↓

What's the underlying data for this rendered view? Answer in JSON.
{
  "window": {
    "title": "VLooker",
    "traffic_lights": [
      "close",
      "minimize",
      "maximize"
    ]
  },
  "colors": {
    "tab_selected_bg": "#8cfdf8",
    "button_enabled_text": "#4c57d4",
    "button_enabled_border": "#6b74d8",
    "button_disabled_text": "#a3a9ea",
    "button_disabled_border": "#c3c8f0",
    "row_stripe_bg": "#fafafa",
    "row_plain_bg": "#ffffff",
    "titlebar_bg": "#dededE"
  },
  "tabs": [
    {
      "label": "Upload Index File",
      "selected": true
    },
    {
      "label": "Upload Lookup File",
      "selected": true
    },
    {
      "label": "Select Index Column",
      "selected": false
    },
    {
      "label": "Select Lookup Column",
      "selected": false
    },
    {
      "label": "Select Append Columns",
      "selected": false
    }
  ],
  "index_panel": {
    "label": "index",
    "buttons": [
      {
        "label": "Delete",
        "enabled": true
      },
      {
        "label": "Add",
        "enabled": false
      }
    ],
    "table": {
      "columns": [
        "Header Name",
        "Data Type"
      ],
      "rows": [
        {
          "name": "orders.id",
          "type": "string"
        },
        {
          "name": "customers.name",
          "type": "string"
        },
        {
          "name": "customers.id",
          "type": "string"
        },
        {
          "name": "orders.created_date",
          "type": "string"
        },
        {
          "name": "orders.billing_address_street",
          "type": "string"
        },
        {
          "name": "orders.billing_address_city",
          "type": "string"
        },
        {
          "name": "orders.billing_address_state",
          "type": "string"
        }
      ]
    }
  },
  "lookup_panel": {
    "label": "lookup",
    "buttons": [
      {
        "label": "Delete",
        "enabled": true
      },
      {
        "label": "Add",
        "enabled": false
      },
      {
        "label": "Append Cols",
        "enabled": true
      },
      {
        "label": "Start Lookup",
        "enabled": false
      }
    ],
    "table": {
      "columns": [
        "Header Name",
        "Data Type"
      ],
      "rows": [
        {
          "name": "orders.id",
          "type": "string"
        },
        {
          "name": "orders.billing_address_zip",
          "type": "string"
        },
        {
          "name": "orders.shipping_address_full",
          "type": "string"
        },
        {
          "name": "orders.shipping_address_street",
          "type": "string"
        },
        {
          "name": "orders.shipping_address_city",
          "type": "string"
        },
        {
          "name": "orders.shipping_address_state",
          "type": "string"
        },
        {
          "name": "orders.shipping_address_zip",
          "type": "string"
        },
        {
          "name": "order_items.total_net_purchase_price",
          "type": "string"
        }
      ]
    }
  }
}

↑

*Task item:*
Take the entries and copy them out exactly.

*Solution to the exercise:*
What's the underlying data for this rendered view? Answer in JSON.
{
  "window": {
    "title": "VLooker",
    "traffic_lights": [
      "close",
      "minimize",
      "maximize"
    ]
  },
  "colors": {
    "tab_selected_bg": "#8cfdf8",
    "button_enabled_text": "#4c57d4",
    "button_enabled_border": "#6b74d8",
    "button_disabled_text": "#a3a9ea",
    "button_disabled_border": "#c3c8f0",
    "row_stripe_bg": "#fafafa",
    "row_plain_bg": "#ffffff",
    "titlebar_bg": "#dededE"
  },
  "tabs": [
    {
      "label": "Upload Index File",
      "selected": true
    },
    {
      "label": "Upload Lookup File",
      "selected": true
    },
    {
      "label": "Select Index Column",
      "selected": false
    },
    {
      "label": "Select Lookup Column",
      "selected": false
    },
    {
      "label": "Select Append Columns",
      "selected": false
    }
  ],
  "index_panel": {
    "label": "index",
    "buttons": [
      {
        "label": "Delete",
        "enabled": true
      },
      {
        "label": "Add",
        "enabled": false
      }
    ],
    "table": {
      "columns": [
        "Header Name",
        "Data Type"
      ],
      "rows": [
        {
          "name": "orders.id",
          "type": "string"
        },
        {
          "name": "customers.name",
          "type": "string"
        },
        {
          "name": "customers.id",
          "type": "string"
        },
        {
          "name": "orders.created_date",
          "type": "string"
        },
        {
          "name": "orders.billing_address_street",
          "type": "string"
        },
        {
          "name": "orders.billing_address_city",
          "type": "string"
        },
        {
          "name": "orders.billing_address_state",
          "type": "string"
        }
      ]
    }
  },
  "lookup_panel": {
    "label": "lookup",
    "buttons": [
      {
        "label": "Delete",
        "enabled": true
      },
      {
        "label": "Add",
        "enabled": false
      },
      {
        "label": "Append Cols",
        "enabled": true
      },
      {
        "label": "Start Lookup",
        "enabled": false
      }
    ],
    "table": {
      "columns": [
        "Header Name",
        "Data Type"
      ],
      "rows": [
        {
          "name": "orders.id",
          "type": "string"
        },
        {
          "name": "orders.billing_address_zip",
          "type": "string"
        },
        {
          "name": "orders.shipping_address_full",
          "type": "string"
        },
        {
          "name": "orders.shipping_address_street",
          "type": "string"
        },
        {
          "name": "orders.shipping_address_city",
          "type": "string"
        },
        {
          "name": "orders.shipping_address_state",
          "type": "string"
        },
        {
          "name": "orders.shipping_address_zip",
          "type": "string"
        },
        {
          "name": "order_items.total_net_purchase_price",
          "type": "string"
        }
      ]
    }
  }
}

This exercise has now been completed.